Work required: Copy each record below without changing a single word.

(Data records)
==============================

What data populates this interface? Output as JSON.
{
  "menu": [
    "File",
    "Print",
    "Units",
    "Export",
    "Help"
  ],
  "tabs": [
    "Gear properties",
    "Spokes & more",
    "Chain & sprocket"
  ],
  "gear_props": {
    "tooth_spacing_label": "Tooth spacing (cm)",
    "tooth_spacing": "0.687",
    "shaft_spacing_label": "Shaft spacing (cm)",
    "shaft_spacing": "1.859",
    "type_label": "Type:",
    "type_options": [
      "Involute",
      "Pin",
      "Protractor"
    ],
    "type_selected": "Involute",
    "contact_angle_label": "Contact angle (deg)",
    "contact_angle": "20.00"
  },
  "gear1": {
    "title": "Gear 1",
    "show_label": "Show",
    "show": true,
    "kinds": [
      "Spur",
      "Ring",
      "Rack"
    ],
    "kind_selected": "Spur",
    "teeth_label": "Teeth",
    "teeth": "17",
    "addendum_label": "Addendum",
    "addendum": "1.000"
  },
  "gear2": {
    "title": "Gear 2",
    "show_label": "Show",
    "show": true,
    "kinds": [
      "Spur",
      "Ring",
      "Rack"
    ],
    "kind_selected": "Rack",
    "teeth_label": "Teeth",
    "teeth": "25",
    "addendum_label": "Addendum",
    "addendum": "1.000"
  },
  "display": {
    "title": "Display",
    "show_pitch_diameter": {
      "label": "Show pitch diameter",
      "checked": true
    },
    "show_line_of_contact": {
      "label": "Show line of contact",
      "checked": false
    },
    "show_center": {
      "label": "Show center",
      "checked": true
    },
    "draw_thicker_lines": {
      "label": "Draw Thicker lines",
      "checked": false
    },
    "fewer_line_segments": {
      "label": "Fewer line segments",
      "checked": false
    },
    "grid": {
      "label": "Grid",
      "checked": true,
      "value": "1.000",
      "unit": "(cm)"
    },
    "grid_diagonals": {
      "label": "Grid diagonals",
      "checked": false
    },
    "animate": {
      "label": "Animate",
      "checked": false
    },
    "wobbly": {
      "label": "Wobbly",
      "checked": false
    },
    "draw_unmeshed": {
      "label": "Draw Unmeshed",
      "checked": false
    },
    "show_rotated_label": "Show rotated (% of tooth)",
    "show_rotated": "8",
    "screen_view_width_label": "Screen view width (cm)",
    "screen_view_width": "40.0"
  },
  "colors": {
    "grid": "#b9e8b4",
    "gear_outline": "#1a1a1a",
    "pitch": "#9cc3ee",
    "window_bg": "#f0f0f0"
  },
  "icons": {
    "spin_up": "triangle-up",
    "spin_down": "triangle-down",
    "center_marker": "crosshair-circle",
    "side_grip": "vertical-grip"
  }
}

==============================

Task answer:
What data populates this interface? Output as JSON.
{
  "menu": [
    "File",
    "Print",
    "Units",
    "Export",
    "Help"
  ],
  "tabs": [
    "Gear properties",
    "Spokes & more",
    "Chain & sprocket"
  ],
  "gear_props": {
    "tooth_spacing_label": "Tooth spacing (cm)",
    "tooth_spacing": "0.687",
    "shaft_spacing_label": "Shaft spacing (cm)",
    "shaft_spacing": "1.859",
    "type_label": "Type:",
    "type_options": [
      "Involute",
      "Pin",
      "Protractor"
    ],
    "type_selected": "Involute",
    "contact_angle_label": "Contact angle (deg)",
    "contact_angle": "20.00"
  },
  "gear1": {
    "title": "Gear 1",
    "show_label": "Show",
    "show": true,
    "kinds": [
      "Spur",
      "Ring",
      "Rack"
    ],
    "kind_selected": "Spur",
    "teeth_label": "Teeth",
    "teeth": "17",
    "addendum_label": "Addendum",
    "addendum": "1.000"
  },
  "gear2": {
    "title": "Gear 2",
    "show_label": "Show",
    "show": true,
    "kinds": [
      "Spur",
      "Ring",
      "Rack"
    ],
    "kind_selected": "Rack",
    "teeth_label": "Teeth",
    "teeth": "25",
    "addendum_label": "Addendum",
    "addendum": "1.000"
  },
  "display": {
    "title": "Display",
    "show_pitch_diameter": {
      "label": "Show pitch diameter",
      "checked": true
    },
    "show_line_of_contact": {
      "label": "Show line of contact",
      "checked": false
    },
    "show_center": {
      "label": "Show center",
      "checked": true
    },
    "draw_thicker_lines": {
      "label": "Draw Thicker lines",
      "checked": false
    },
    "fewer_line_segments": {
      "label": "Fewer line segments",
      "checked": false
    },
    "grid": {
      "label": "Grid",
      "checked": true,
      "value": "1.000",
      "unit": "(cm)"
    },
    "grid_diagonals": {
      "label": "Grid diagonals",
      "checked": false
    },
    "animate": {
      "label": "Animate",
      "checked": false
    },
    "wobbly": {
      "label": "Wobbly",
      "checked": false
    },
    "draw_unmeshed": {
      "label": "Draw Unmeshed",
      "checked": false
    },
    "show_rotated_label": "Show rotated (% of tooth)",
    "show_rotated": "8",
    "screen_view_width_label": "Screen view width (cm)",
    "screen_view_width": "40.0"
  },
  "colors": {
    "grid": "#b9e8b4",
    "gear_outline": "#1a1a1a",
    "pitch": "#9cc3ee",
    "window_bg": "#f0f0f0"
  },
  "icons": {
    "spin_up": "triangle-up",
    "spin_down": "triangle-down",
    "center_marker": "crosshair-circle",
    "side_grip": "vertical-grip"
  }
}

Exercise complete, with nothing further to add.